▶ **AIM OF THE TASK**
A single figure is the whole answer: the number of lines in the records that contain "away".

[Data extracted from a collection]
=== Begin Enclosure ===
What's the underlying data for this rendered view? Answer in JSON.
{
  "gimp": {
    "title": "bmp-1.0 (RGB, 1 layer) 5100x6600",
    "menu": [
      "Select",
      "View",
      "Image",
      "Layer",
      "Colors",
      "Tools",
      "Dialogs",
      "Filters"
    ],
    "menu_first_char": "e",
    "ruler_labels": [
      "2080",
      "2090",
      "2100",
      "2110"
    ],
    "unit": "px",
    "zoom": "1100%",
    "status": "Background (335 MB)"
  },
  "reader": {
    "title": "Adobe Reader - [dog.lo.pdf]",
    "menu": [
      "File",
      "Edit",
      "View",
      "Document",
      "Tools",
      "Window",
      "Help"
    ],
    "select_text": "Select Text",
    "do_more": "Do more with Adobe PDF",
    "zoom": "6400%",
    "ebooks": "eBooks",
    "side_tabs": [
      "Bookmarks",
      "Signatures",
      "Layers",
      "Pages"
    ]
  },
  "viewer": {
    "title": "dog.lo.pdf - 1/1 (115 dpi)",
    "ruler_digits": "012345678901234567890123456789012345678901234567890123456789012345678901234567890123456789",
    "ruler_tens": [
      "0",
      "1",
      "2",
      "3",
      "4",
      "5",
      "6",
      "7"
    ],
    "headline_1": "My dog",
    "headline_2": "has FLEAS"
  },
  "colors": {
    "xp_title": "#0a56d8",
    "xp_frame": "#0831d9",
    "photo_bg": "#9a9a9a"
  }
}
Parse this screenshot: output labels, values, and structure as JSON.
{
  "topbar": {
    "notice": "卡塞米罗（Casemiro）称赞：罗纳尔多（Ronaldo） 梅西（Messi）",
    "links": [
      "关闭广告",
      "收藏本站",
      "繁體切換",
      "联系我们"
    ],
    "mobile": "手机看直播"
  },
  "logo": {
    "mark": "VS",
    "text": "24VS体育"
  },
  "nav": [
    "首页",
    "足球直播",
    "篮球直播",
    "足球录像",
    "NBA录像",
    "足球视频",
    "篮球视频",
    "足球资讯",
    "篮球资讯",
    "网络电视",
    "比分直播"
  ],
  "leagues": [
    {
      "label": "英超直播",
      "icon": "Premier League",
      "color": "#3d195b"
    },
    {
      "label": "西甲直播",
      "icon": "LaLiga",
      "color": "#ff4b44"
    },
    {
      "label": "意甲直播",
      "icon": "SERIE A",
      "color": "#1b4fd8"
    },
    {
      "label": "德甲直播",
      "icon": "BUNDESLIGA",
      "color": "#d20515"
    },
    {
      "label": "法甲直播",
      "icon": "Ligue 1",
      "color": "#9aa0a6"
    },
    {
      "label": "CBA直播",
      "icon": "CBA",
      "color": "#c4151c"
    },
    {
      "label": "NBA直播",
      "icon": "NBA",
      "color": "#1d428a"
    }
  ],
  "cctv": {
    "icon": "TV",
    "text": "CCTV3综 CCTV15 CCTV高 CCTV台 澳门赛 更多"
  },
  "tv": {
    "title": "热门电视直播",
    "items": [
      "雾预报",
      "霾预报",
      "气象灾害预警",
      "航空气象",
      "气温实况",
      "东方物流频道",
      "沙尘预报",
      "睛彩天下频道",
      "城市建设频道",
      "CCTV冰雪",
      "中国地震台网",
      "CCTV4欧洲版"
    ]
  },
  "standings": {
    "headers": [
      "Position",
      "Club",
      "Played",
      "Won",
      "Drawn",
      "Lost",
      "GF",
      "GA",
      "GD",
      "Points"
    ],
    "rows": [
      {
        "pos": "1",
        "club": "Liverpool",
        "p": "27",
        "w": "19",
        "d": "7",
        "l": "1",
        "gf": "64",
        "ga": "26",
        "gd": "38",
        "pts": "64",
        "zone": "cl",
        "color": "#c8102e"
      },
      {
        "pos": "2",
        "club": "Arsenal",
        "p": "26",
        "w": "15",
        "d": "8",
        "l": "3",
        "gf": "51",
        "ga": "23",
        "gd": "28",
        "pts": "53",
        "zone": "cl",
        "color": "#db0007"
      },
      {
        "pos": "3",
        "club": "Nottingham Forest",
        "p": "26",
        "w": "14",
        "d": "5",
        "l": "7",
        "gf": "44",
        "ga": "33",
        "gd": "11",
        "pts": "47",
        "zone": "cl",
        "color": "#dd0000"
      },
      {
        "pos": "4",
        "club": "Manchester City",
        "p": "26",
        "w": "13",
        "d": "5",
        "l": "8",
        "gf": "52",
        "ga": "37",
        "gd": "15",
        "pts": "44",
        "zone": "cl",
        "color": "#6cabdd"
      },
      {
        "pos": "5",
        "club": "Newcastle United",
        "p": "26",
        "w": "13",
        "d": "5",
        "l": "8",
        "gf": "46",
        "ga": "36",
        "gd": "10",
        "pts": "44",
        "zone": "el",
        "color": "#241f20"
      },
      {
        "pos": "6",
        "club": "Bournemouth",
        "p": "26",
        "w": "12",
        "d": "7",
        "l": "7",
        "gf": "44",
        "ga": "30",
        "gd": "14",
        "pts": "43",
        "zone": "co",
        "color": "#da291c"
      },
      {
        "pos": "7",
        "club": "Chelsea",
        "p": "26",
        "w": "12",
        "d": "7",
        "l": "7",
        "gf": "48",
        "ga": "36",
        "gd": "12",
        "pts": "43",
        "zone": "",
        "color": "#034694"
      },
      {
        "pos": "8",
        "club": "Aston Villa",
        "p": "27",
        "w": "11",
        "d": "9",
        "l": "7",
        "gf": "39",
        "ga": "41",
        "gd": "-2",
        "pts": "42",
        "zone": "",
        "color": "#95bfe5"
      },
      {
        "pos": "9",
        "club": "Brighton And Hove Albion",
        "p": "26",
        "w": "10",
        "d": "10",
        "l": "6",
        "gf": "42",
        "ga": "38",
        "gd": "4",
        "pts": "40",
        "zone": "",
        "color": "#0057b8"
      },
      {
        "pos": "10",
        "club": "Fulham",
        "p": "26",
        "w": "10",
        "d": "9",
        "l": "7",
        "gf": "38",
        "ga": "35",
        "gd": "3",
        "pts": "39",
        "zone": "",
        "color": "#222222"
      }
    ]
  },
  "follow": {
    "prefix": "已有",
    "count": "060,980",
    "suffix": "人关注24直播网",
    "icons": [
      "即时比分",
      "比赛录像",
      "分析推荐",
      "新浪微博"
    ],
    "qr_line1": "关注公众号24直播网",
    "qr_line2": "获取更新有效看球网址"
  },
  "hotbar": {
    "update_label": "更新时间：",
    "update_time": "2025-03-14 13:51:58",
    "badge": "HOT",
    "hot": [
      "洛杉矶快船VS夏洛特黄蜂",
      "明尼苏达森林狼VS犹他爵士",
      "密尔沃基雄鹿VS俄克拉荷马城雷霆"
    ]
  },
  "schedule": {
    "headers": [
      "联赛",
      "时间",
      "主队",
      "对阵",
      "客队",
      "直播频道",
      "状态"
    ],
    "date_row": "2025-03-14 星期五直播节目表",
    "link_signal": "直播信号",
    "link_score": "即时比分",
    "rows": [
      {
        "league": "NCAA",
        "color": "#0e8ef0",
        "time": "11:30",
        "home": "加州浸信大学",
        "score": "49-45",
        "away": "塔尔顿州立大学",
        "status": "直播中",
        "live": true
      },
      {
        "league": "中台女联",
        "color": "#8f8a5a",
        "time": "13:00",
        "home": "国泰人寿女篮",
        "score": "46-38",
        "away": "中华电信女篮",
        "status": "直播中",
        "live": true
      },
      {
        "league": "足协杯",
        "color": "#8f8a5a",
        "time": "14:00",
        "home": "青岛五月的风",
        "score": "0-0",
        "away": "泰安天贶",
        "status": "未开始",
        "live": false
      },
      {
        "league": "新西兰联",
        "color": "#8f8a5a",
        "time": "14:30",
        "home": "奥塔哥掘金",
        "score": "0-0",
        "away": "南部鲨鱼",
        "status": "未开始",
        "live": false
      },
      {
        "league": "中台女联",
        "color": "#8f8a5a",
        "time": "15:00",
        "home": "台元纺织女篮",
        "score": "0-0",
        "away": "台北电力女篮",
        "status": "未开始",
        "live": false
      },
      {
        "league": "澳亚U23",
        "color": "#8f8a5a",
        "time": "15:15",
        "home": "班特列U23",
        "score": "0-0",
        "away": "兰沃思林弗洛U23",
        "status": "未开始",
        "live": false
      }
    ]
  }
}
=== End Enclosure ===
▶ **YOUR RESPONSE**
6